*** Begin section ***

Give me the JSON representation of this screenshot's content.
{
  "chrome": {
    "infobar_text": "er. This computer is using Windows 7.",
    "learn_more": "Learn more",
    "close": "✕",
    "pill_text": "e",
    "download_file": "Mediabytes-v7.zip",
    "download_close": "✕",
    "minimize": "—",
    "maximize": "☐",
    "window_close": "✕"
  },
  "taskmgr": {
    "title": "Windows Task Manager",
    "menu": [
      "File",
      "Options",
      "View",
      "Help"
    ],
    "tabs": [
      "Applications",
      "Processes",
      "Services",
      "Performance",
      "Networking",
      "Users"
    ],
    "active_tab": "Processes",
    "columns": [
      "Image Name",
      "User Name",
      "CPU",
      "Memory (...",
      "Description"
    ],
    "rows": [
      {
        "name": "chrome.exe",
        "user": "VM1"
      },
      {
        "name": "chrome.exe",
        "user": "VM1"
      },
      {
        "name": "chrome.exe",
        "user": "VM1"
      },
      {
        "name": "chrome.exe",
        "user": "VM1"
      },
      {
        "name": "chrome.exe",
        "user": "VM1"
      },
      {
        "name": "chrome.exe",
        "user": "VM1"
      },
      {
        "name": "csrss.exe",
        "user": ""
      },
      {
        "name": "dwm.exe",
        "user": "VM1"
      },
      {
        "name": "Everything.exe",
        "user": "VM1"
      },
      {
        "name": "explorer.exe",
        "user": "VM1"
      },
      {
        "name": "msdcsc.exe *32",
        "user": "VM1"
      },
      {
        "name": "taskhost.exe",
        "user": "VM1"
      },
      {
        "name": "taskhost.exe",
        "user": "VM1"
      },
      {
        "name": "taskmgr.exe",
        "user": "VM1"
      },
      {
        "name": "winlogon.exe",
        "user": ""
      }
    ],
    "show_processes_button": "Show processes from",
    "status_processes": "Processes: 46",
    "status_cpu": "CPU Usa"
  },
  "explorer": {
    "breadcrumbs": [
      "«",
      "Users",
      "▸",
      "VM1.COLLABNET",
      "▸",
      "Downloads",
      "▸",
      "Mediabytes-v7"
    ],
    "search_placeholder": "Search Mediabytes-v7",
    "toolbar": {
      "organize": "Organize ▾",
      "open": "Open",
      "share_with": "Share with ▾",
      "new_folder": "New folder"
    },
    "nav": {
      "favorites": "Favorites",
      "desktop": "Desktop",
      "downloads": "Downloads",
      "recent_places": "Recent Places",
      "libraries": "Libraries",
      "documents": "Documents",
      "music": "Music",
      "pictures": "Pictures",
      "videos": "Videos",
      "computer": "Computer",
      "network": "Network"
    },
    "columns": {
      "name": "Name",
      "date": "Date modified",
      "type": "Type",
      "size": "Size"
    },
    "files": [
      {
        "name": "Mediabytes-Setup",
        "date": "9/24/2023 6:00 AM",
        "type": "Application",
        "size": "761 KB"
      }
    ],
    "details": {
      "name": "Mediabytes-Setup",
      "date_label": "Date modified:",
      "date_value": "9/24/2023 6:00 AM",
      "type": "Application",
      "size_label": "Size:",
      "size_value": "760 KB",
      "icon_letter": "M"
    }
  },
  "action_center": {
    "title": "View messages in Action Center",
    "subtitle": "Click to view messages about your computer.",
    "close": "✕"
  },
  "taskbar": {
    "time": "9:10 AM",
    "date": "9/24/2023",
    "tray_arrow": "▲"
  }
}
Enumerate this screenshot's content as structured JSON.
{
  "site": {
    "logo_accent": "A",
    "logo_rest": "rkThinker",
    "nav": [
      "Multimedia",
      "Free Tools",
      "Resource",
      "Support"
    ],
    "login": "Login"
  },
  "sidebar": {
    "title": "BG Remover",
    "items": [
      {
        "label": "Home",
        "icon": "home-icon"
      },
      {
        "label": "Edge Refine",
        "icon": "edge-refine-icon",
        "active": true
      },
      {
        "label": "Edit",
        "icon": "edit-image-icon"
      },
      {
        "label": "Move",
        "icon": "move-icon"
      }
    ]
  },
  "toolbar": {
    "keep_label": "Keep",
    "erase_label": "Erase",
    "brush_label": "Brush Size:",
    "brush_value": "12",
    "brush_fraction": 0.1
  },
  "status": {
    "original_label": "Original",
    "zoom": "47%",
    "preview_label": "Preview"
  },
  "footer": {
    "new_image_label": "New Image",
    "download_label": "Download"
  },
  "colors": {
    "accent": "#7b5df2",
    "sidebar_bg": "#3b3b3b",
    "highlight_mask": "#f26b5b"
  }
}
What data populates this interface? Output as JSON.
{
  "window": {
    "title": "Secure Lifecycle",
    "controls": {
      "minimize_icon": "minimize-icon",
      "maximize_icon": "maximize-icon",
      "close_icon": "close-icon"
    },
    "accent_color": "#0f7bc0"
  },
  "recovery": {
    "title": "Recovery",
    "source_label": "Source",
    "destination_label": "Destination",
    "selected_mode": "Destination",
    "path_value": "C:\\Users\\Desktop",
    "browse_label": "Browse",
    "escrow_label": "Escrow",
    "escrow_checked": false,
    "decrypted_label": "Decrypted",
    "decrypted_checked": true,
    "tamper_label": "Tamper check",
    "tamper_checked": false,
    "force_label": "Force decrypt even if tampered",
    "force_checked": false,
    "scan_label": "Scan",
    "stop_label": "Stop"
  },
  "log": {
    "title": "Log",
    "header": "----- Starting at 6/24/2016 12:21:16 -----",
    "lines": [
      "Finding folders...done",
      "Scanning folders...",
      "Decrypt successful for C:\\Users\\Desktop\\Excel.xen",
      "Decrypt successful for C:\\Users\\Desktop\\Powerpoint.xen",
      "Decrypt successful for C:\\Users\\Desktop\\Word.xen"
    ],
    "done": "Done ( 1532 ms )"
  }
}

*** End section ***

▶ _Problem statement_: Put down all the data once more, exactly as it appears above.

▶ _Answer area_:
Give me the JSON representation of this screenshot's content.
{
  "chrome": {
    "infobar_text": "er. This computer is using Windows 7.",
    "learn_more": "Learn more",
    "close": "✕",
    "pill_text": "e",
    "download_file": "Mediabytes-v7.zip",
    "download_close": "✕",
    "minimize": "—",
    "maximize": "☐",
    "window_close": "✕"
  },
  "taskmgr": {
    "title": "Windows Task Manager",
    "menu": [
      "File",
      "Options",
      "View",
      "Help"
    ],
    "tabs": [
      "Applications",
      "Processes",
      "Services",
      "Performance",
      "Networking",
      "Users"
    ],
    "active_tab": "Processes",
    "columns": [
      "Image Name",
      "User Name",
      "CPU",
      "Memory (...",
      "Description"
    ],
    "rows": [
      {
        "name": "chrome.exe",
        "user": "VM1"
      },
      {
        "name": "chrome.exe",
        "user": "VM1"
      },
      {
        "name": "chrome.exe",
        "user": "VM1"
      },
      {
        "name": "chrome.exe",
        "user": "VM1"
      },
      {
        "name": "chrome.exe",
        "user": "VM1"
      },
      {
        "name": "chrome.exe",
        "user": "VM1"
      },
      {
        "name": "csrss.exe",
        "user": ""
      },
      {
        "name": "dwm.exe",
        "user": "VM1"
      },
      {
        "name": "Everything.exe",
        "user": "VM1"
      },
      {
        "name": "explorer.exe",
        "user": "VM1"
      },
      {
        "name": "msdcsc.exe *32",
        "user": "VM1"
      },
      {
        "name": "taskhost.exe",
        "user": "VM1"
      },
      {
        "name": "taskhost.exe",
        "user": "VM1"
      },
      {
        "name": "taskmgr.exe",
        "user": "VM1"
      },
      {
        "name": "winlogon.exe",
        "user": ""
      }
    ],
    "show_processes_button": "Show processes from",
    "status_processes": "Processes: 46",
    "status_cpu": "CPU Usa"
  },
  "explorer": {
    "breadcrumbs": [
      "«",
      "Users",
      "▸",
      "VM1.COLLABNET",
      "▸",
      "Downloads",
      "▸",
      "Mediabytes-v7"
    ],
    "search_placeholder": "Search Mediabytes-v7",
    "toolbar": {
      "organize": "Organize ▾",
      "open": "Open",
      "share_with": "Share with ▾",
      "new_folder": "New folder"
    },
    "nav": {
      "favorites": "Favorites",
      "desktop": "Desktop",
      "downloads": "Downloads",
      "recent_places": "Recent Places",
      "libraries": "Libraries",
      "documents": "Documents",
      "music": "Music",
      "pictures": "Pictures",
      "videos": "Videos",
      "computer": "Computer",
      "network": "Network"
    },
    "columns": {
      "name": "Name",
      "date": "Date modified",
      "type": "Type",
      "size": "Size"
    },
    "files": [
      {
        "name": "Mediabytes-Setup",
        "date": "9/24/2023 6:00 AM",
        "type": "Application",
        "size": "761 KB"
      }
    ],
    "details": {
      "name": "Mediabytes-Setup",
      "date_label": "Date modified:",
      "date_value": "9/24/2023 6:00 AM",
      "type": "Application",
      "size_label": "Size:",
      "size_value": "760 KB",
      "icon_letter": "M"
    }
  },
  "action_center": {
    "title": "View messages in Action Center",
    "subtitle": "Click to view messages about your computer.",
    "close": "✕"
  },
  "taskbar": {
    "time": "9:10 AM",
    "date": "9/24/2023",
    "tray_arrow": "▲"
  }
}
Enumerate this screenshot's content as structured JSON.
{
  "site": {
    "logo_accent": "A",
    "logo_rest": "rkThinker",
    "nav": [
      "Multimedia",
      "Free Tools",
      "Resource",
      "Support"
    ],
    "login": "Login"
  },
  "sidebar": {
    "title": "BG Remover",
    "items": [
      {
        "label": "Home",
        "icon": "home-icon"
      },
      {
        "label": "Edge Refine",
        "icon": "edge-refine-icon",
        "active": true
      },
      {
        "label": "Edit",
        "icon": "edit-image-icon"
      },
      {
        "label": "Move",
        "icon": "move-icon"
      }
    ]
  },
  "toolbar": {
    "keep_label": "Keep",
    "erase_label": "Erase",
    "brush_label": "Brush Size:",
    "brush_value": "12",
    "brush_fraction": 0.1
  },
  "status": {
    "original_label": "Original",
    "zoom": "47%",
    "preview_label": "Preview"
  },
  "footer": {
    "new_image_label": "New Image",
    "download_label": "Download"
  },
  "colors": {
    "accent": "#7b5df2",
    "sidebar_bg": "#3b3b3b",
    "highlight_mask": "#f26b5b"
  }
}
What data populates this interface? Output as JSON.
{
  "window": {
    "title": "Secure Lifecycle",
    "controls": {
      "minimize_icon": "minimize-icon",
      "maximize_icon": "maximize-icon",
      "close_icon": "close-icon"
    },
    "accent_color": "#0f7bc0"
  },
  "recovery": {
    "title": "Recovery",
    "source_label": "Source",
    "destination_label": "Destination",
    "selected_mode": "Destination",
    "path_value": "C:\\Users\\Desktop",
    "browse_label": "Browse",
    "escrow_label": "Escrow",
    "escrow_checked": false,
    "decrypted_label": "Decrypted",
    "decrypted_checked": true,
    "tamper_label": "Tamper check",
    "tamper_checked": false,
    "force_label": "Force decrypt even if tampered",
    "force_checked": false,
    "scan_label": "Scan",
    "stop_label": "Stop"
  },
  "log": {
    "title": "Log",
    "header": "----- Starting at 6/24/2016 12:21:16 -----",
    "lines": [
      "Finding folders...done",
      "Scanning folders...",
      "Decrypt successful for C:\\Users\\Desktop\\Excel.xen",
      "Decrypt successful for C:\\Users\\Desktop\\Powerpoint.xen",
      "Decrypt successful for C:\\Users\\Desktop\\Word.xen"
    ],
    "done": "Done ( 1532 ms )"
  }
}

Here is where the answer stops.